Records contained in a dataset
□ □ □ □ □
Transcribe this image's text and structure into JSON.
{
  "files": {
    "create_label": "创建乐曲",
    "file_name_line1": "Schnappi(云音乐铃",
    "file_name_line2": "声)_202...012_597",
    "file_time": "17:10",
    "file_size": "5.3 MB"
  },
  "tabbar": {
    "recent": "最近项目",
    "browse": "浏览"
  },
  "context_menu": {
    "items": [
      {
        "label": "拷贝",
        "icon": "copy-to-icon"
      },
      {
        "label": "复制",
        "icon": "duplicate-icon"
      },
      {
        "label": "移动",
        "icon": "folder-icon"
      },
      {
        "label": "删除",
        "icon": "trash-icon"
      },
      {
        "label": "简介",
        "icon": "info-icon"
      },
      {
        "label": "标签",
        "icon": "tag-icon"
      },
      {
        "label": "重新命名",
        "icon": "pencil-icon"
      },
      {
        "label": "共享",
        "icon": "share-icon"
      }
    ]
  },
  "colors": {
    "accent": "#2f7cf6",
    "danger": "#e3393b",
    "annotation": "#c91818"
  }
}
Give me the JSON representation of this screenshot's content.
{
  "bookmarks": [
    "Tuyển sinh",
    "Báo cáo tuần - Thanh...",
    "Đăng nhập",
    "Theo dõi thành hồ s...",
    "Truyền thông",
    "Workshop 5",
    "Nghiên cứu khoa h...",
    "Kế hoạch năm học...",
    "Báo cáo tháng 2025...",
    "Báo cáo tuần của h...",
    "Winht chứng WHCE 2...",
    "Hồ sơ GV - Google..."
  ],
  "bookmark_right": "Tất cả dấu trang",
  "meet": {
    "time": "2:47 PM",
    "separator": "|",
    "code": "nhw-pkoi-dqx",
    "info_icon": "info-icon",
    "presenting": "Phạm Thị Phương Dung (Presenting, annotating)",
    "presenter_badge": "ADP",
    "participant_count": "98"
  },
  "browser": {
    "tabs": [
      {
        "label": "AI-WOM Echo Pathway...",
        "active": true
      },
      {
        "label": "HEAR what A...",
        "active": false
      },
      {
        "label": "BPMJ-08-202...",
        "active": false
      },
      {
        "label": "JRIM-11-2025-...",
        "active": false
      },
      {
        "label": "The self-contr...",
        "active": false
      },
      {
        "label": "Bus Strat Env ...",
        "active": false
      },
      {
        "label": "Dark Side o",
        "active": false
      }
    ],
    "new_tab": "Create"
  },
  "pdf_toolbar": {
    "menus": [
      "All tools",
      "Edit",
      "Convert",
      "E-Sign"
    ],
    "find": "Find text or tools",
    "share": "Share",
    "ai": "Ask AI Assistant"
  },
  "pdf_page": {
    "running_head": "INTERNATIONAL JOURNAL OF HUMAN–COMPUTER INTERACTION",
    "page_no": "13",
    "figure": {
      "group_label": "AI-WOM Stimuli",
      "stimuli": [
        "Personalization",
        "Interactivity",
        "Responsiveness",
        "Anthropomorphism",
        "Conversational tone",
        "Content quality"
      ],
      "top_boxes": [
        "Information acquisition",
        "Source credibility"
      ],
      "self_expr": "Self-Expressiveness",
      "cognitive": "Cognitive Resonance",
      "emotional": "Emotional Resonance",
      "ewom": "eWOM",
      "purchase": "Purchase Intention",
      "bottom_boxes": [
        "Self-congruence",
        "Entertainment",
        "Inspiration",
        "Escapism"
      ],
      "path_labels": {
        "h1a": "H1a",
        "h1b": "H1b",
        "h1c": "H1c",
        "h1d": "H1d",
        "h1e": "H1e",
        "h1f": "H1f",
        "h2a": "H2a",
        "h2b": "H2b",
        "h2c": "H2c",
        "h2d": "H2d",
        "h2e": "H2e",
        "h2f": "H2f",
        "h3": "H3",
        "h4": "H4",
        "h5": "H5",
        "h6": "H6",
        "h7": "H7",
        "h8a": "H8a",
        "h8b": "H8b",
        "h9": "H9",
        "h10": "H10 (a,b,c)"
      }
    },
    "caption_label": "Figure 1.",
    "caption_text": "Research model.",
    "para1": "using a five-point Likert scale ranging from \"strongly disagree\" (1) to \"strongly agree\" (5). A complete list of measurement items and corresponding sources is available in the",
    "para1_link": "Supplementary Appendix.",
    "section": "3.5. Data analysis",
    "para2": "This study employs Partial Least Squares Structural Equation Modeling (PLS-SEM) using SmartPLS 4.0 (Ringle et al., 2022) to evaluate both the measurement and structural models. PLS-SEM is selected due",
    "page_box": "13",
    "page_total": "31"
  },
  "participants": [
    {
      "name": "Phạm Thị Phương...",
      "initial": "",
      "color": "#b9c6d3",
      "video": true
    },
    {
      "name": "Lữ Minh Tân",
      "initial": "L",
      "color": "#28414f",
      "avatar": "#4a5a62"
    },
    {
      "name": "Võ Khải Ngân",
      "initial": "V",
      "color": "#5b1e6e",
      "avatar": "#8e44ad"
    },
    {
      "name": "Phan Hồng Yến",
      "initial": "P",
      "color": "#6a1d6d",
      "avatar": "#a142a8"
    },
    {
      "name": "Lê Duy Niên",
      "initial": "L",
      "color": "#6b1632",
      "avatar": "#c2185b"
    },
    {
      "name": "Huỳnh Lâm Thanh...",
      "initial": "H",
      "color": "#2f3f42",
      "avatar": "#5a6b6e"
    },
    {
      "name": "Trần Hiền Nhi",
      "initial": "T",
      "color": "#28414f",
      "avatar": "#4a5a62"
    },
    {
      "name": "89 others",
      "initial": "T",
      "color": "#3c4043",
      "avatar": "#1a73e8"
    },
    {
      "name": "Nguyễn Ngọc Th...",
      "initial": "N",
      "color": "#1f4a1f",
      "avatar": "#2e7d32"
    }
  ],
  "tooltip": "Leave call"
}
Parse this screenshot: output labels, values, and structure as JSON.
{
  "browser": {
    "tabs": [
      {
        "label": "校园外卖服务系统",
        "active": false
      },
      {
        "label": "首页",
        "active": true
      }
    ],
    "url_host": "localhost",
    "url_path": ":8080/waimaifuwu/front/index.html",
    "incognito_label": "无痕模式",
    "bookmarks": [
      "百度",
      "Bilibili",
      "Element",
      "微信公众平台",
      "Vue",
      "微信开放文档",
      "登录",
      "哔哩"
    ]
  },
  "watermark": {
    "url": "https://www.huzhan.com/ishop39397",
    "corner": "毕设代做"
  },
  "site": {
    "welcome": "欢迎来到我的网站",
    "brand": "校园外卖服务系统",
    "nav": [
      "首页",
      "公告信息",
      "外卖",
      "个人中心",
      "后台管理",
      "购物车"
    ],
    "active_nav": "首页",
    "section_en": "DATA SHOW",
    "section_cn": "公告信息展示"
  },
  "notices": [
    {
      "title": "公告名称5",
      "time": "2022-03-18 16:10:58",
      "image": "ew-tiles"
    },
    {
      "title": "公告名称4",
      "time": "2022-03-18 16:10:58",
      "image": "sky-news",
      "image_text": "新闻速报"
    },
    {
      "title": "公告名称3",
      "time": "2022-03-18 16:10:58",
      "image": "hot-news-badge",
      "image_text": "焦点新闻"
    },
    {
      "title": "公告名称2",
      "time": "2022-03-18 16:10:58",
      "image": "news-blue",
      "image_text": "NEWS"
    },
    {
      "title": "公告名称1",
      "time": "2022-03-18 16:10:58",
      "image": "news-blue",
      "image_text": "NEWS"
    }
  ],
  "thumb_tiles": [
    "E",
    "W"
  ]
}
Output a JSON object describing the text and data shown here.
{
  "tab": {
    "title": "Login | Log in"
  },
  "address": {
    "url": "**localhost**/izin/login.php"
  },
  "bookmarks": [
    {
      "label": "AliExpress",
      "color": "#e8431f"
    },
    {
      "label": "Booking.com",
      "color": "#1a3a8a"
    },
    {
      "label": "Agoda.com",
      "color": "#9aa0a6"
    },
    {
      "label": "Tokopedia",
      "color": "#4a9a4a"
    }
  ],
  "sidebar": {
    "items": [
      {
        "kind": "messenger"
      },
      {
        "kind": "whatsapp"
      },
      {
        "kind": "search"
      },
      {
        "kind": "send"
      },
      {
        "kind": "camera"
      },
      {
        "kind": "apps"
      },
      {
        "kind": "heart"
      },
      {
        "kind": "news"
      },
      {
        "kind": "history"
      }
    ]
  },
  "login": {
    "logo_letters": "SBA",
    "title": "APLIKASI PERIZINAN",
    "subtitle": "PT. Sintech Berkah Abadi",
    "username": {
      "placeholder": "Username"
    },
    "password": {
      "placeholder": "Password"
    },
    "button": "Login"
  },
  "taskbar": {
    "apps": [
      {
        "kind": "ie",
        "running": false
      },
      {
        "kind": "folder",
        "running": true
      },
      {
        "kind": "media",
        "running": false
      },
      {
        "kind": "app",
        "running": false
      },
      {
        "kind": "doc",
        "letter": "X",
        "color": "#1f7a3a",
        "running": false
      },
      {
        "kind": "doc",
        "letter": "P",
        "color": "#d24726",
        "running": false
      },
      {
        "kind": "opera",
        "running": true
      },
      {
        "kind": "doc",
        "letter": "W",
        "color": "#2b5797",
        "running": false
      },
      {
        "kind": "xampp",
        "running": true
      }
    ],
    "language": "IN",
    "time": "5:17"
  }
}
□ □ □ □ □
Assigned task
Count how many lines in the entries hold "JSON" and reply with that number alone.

Your response
4